Headline – Be creative. One sentence. Use proper title case, capitalizing every word except for the following articles: of, it, the, a, an, from, and, is, by …

City, State (PRWEB) Month Day, Year — Grab their attention here. A strong introductory paragraph should cover who, what, when, where, why and how.

Put the body of your press release here. Expound on the information provided in your introductory paragraph. Include quotes from key staff, customers or subject matter experts.

The body of your press release should contain more than one paragraph. The final paragraph should restate and summarize the key points of your news release.

For additional information (or sample, copy or demo), contact: (include contact information here)

You can include details on product availability, trademark acknowledgment here.

About XYZ Company
Include a short corporate backgrounder.

Contact Person
XYZ Company
555-555-4444 (if applicable)
NOTE: Do not include e-mail address here. We have a special place for your e-mail address.

Include safe harbor statement (if applicable).

I definetly recommend the site for anyone wanting to get back to the basics of writing a news release. There is tips on formatting, editing and content. Check it out, How to write a press release.

Also, is it news release or press release? What’s your preference?

Are you addicted to your computer?

Until a few months ago I was pretty computer illiterate. I was a member of facebook and that’s about it. I barely knew what blogging was and thought of whole concept was a little strange. I am now a member of Linkedin and MyRagan, I listen to podcasts, bookmark with and even follow feeds on Twitter.

I do my best to follow every new form of social media out there. There is just so much going on and always something new to explore. It’s exciting to follow what different people are doing and a great learning experience.

My boyfriend (whom I live with) feels very different on the whole situation. He thinks I have an addition and I spend way too much on my computer. His career is quite different so he doesn’t follow any of these new trends. I try to convince him that it is a part of school and will help me advance my career, but he still sees it as a waste of time.

There is so much competition and so many young PR professionals trying to break into the industry and land a good job. I will do my best to ensure that I have the skills employers are looking for, and if that requires me to spend hours on my computer then so be it.

At first I started showing an interest in social media and web 2.0 because I was assigned to do so. Now I do it out of pure interest. I have learned more online then I have in many of my classes.

I feel like if I miss a day then I will fall behind. There are so many people talking about such fascinating things and I want to be a part of the conversations. There is just so much going on.

So tell me, how much is too much? When do you draw the line? Are you an addict?

Real life PR?

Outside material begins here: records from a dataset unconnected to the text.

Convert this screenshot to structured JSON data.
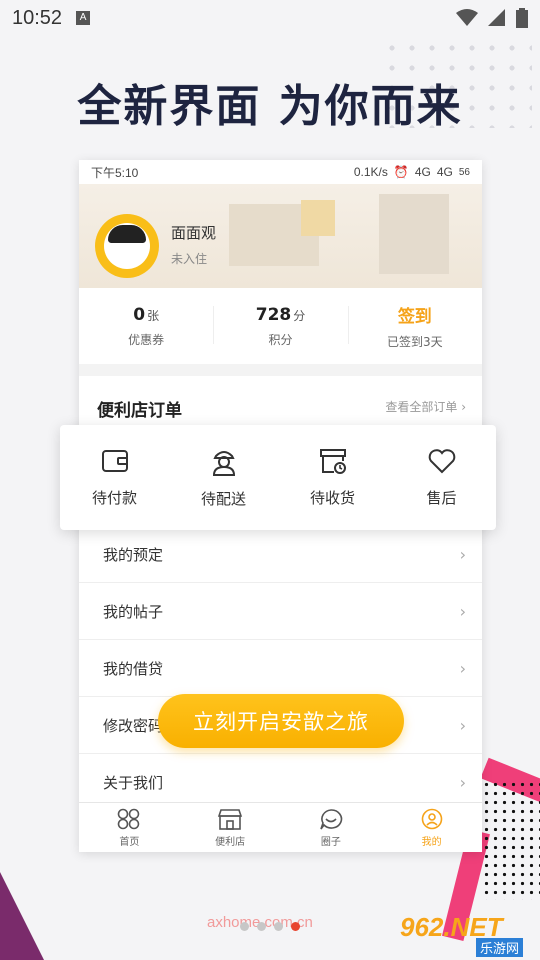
{
  "os_status": {
    "time": "10:52",
    "a_badge": "A"
  },
  "headline": "全新界面  为你而来",
  "phone": {
    "status": {
      "time": "下午5:10",
      "right_text": "0.1K/s",
      "net1": "4G",
      "net2": "4G",
      "battery": "56"
    },
    "profile": {
      "name": "面面观",
      "status": "未入住"
    },
    "stats": [
      {
        "value": "0",
        "unit": "张",
        "label": "优惠券"
      },
      {
        "value": "728",
        "unit": "分",
        "label": "积分"
      },
      {
        "value": "签到",
        "unit": "",
        "label": "已签到3天"
      }
    ],
    "orders": {
      "title": "便利店订单",
      "more": "查看全部订单 ›"
    },
    "order_status": [
      {
        "label": "待付款",
        "icon": "wallet-icon"
      },
      {
        "label": "待配送",
        "icon": "delivery-person-icon"
      },
      {
        "label": "待收货",
        "icon": "package-clock-icon"
      },
      {
        "label": "售后",
        "icon": "heart-icon"
      }
    ],
    "menu": [
      {
        "label": "我的预定"
      },
      {
        "label": "我的帖子"
      },
      {
        "label": "我的借贷"
      },
      {
        "label": "修改密码"
      },
      {
        "label": "关于我们"
      }
    ],
    "tabs": [
      {
        "label": "首页",
        "icon": "home-grid-icon"
      },
      {
        "label": "便利店",
        "icon": "store-icon"
      },
      {
        "label": "圈子",
        "icon": "chat-bubble-icon"
      },
      {
        "label": "我的",
        "icon": "profile-icon",
        "active": true
      }
    ]
  },
  "cta": "立刻开启安歆之旅",
  "watermark": "axhome.com.cn",
  "logo": {
    "main": "962.NET",
    "sub": "乐游网"
  },
  "colors": {
    "accent": "#f9b000",
    "pink": "#ef3f79",
    "navy": "#1e2440"
  }
}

I am so excited to be a part of the Easter Seals Conn Smythe Sports Celebrities Dinner & Auction this Wednesday evening. As a part of our program at Centennial we are required to do free PR work, and I am fortunate to work with the Easter Seals. I have been involved with events at school such as Talk is Cheap, but nothing as major as something like this. I will be working with the communications team signing in media, which I think is totally exciting. In class we did a mock news conference where we had fake media sign-in sheets, but this is something else.

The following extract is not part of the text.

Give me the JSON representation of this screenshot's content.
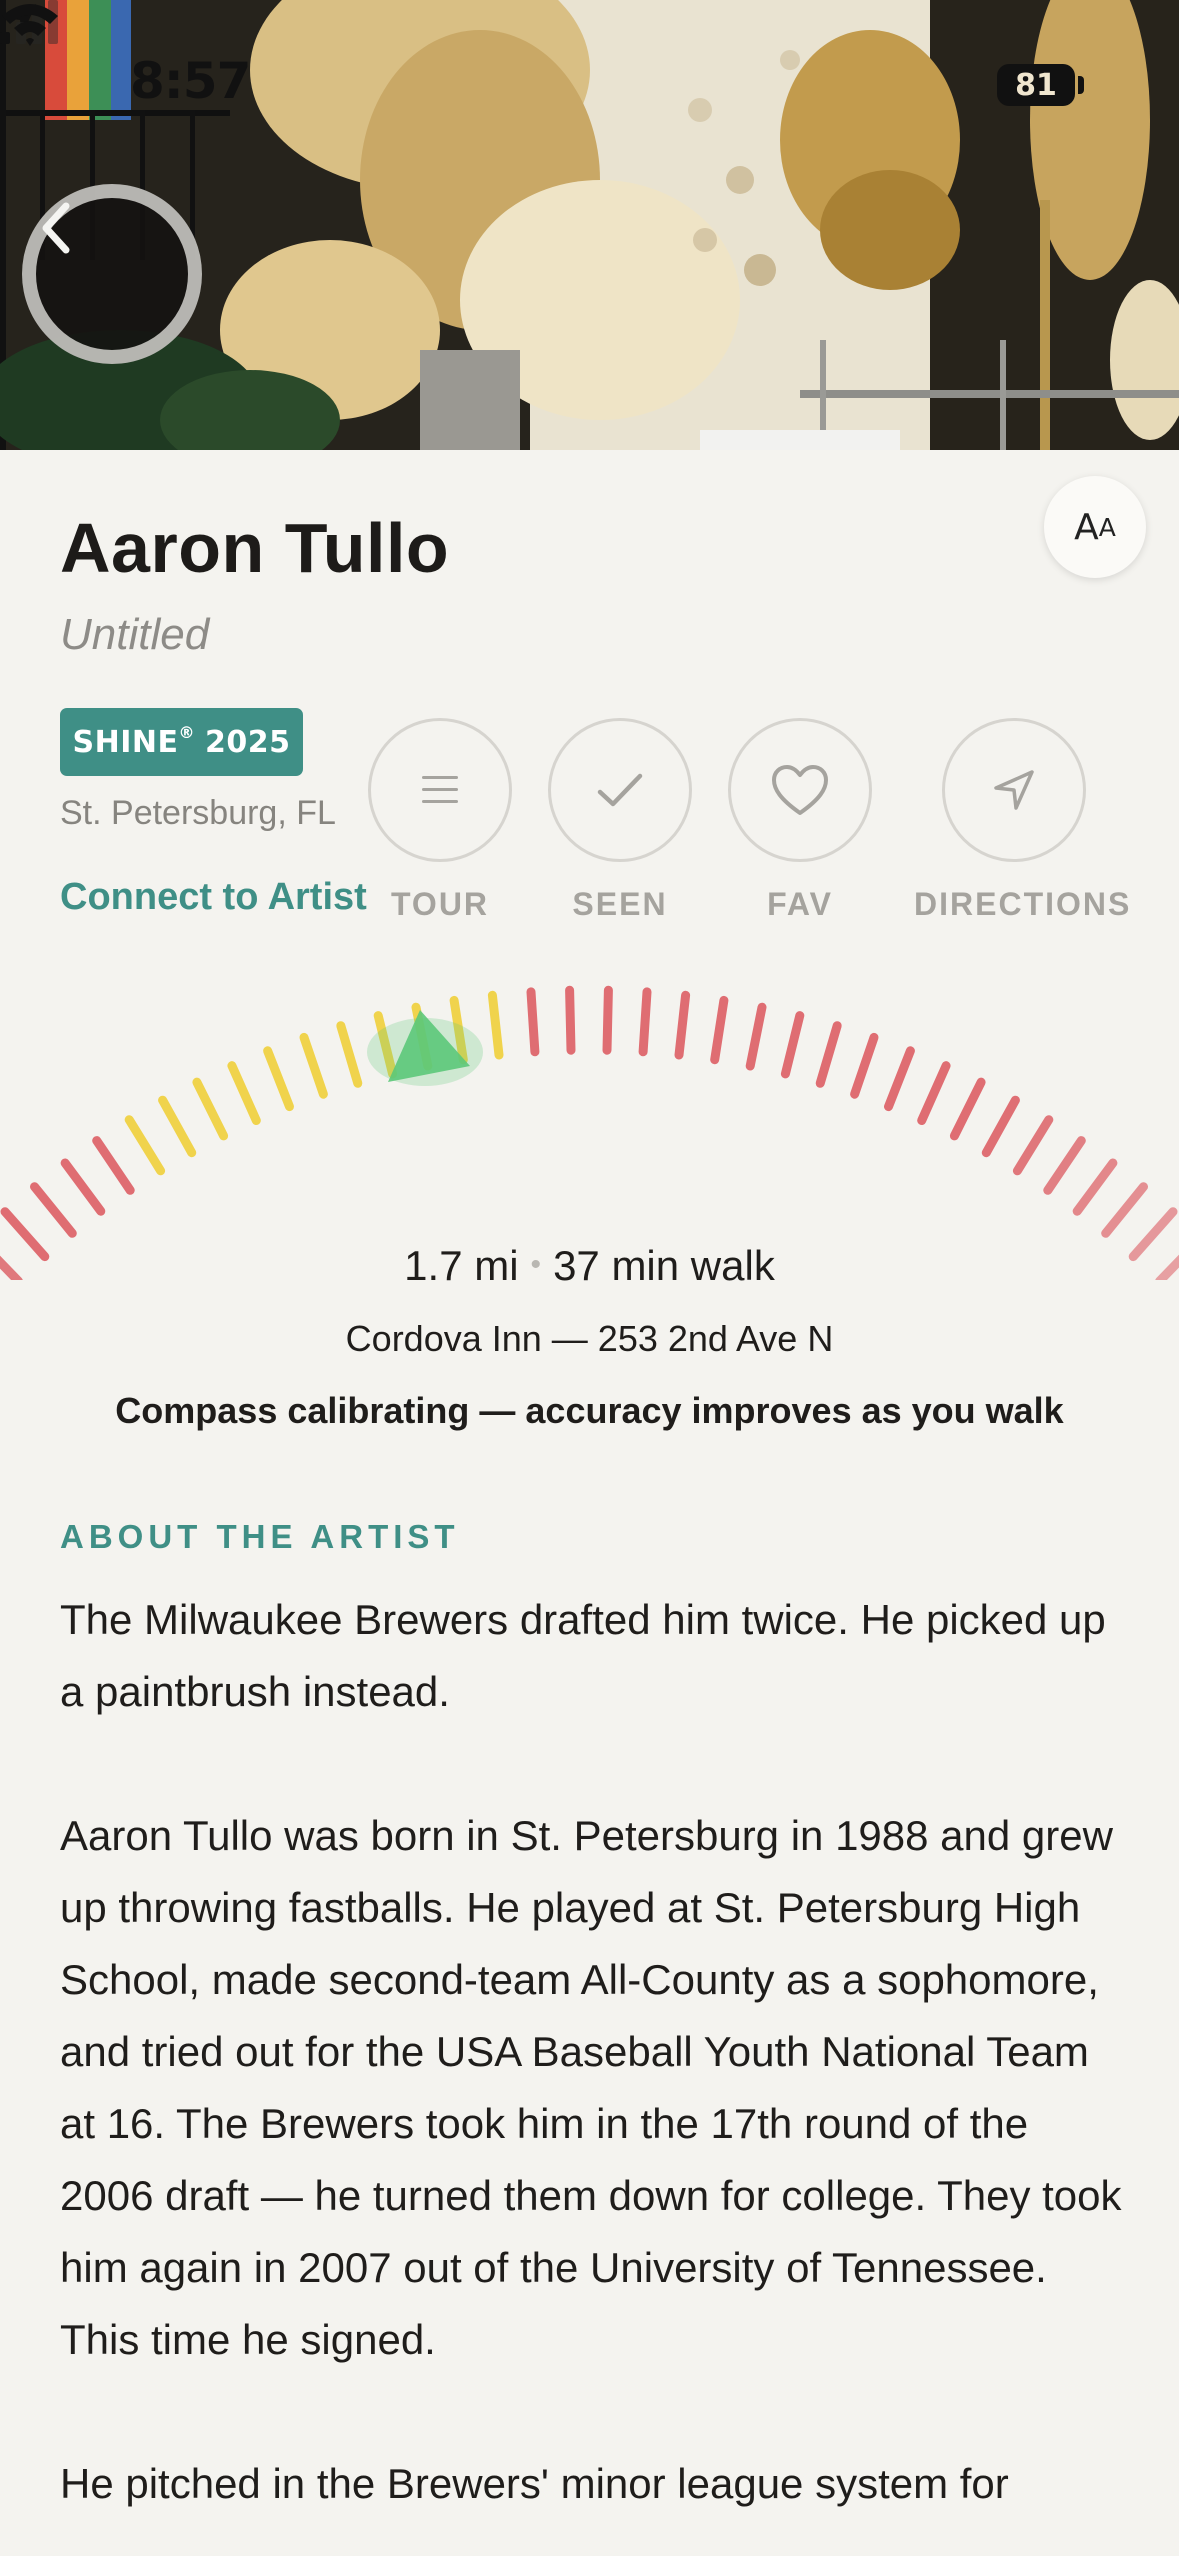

The event (in its 57th year) is Canada’s longest running sports celebrities’ dinner. More then 1000 will attend in support of Ontario’s kids with physical disabilities.

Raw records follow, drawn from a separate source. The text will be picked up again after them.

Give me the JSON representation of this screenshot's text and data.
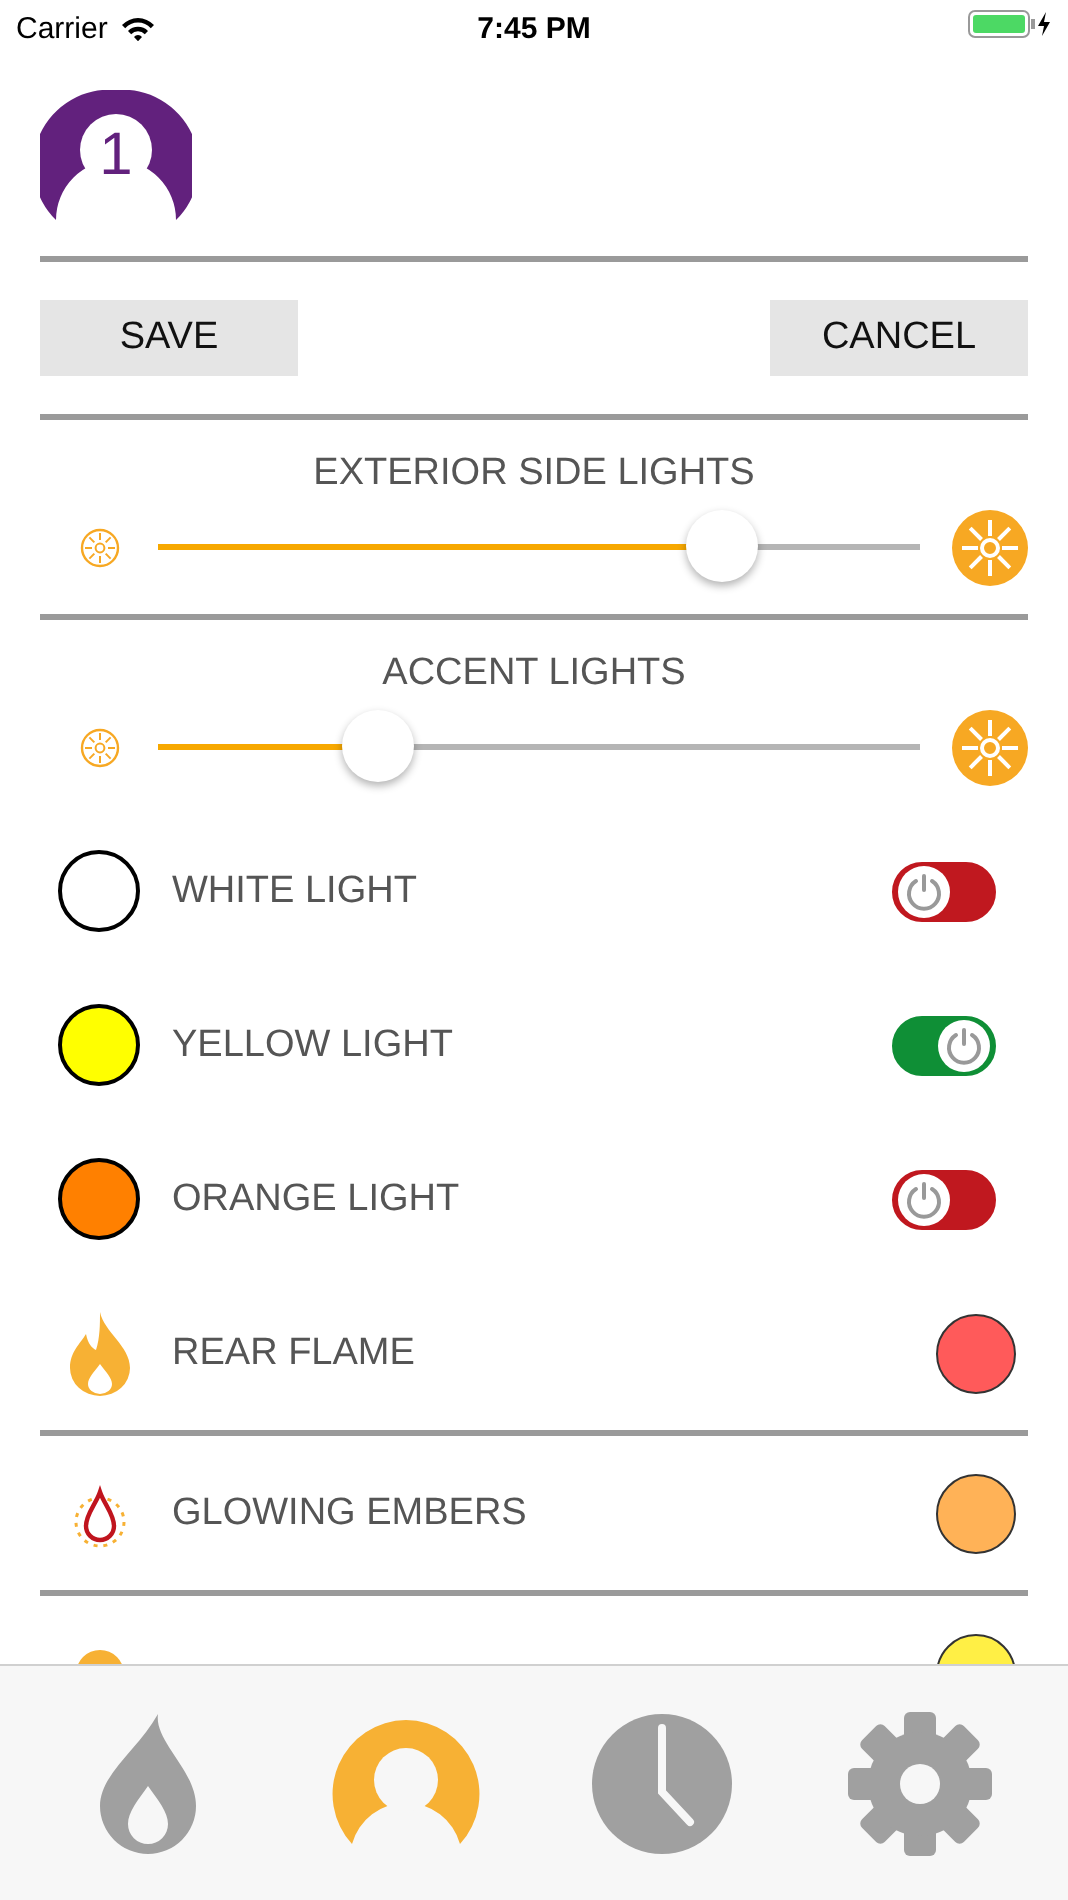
{
  "status_bar": {
    "carrier": "Carrier",
    "time": "7:45 PM"
  },
  "logo": {
    "digit": "1"
  },
  "buttons": [
    {
      "label": "SAVE"
    },
    {
      "label": "CANCEL"
    }
  ],
  "sliders": [
    {
      "title": "EXTERIOR SIDE LIGHTS",
      "level": 0.74
    },
    {
      "title": "ACCENT LIGHTS",
      "level": 0.29
    }
  ],
  "rows": [
    {
      "kind": "toggle",
      "label": "WHITE LIGHT",
      "color": "#ffffff",
      "on": false
    },
    {
      "kind": "toggle",
      "label": "YELLOW LIGHT",
      "color": "#ffff00",
      "on": true
    },
    {
      "kind": "toggle",
      "label": "ORANGE LIGHT",
      "color": "#ff8000",
      "on": false
    },
    {
      "kind": "flame",
      "label": "REAR FLAME",
      "color": "#ff5a5a",
      "divider": true
    },
    {
      "kind": "ember",
      "label": "GLOWING EMBERS",
      "color": "#ffb257",
      "divider": true
    },
    {
      "kind": "bulb",
      "color": "#ffef45",
      "divider": false
    }
  ],
  "tabs": [
    {
      "selected": false
    },
    {
      "selected": true
    },
    {
      "selected": false
    },
    {
      "selected": false
    }
  ]
}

I am slightly intimidated by the whole process to be quite honest. Not just participating in the event, but doing real PR work. Its one thing to hand in a news release to an instructor, but I would be writing pieces that could potentially turn up in the news!

So I hope that over the next few months I will be able to share my experiences with you and that you will do the same.

Internships are also fast approaching…anyone else incredibly nervous about interviews???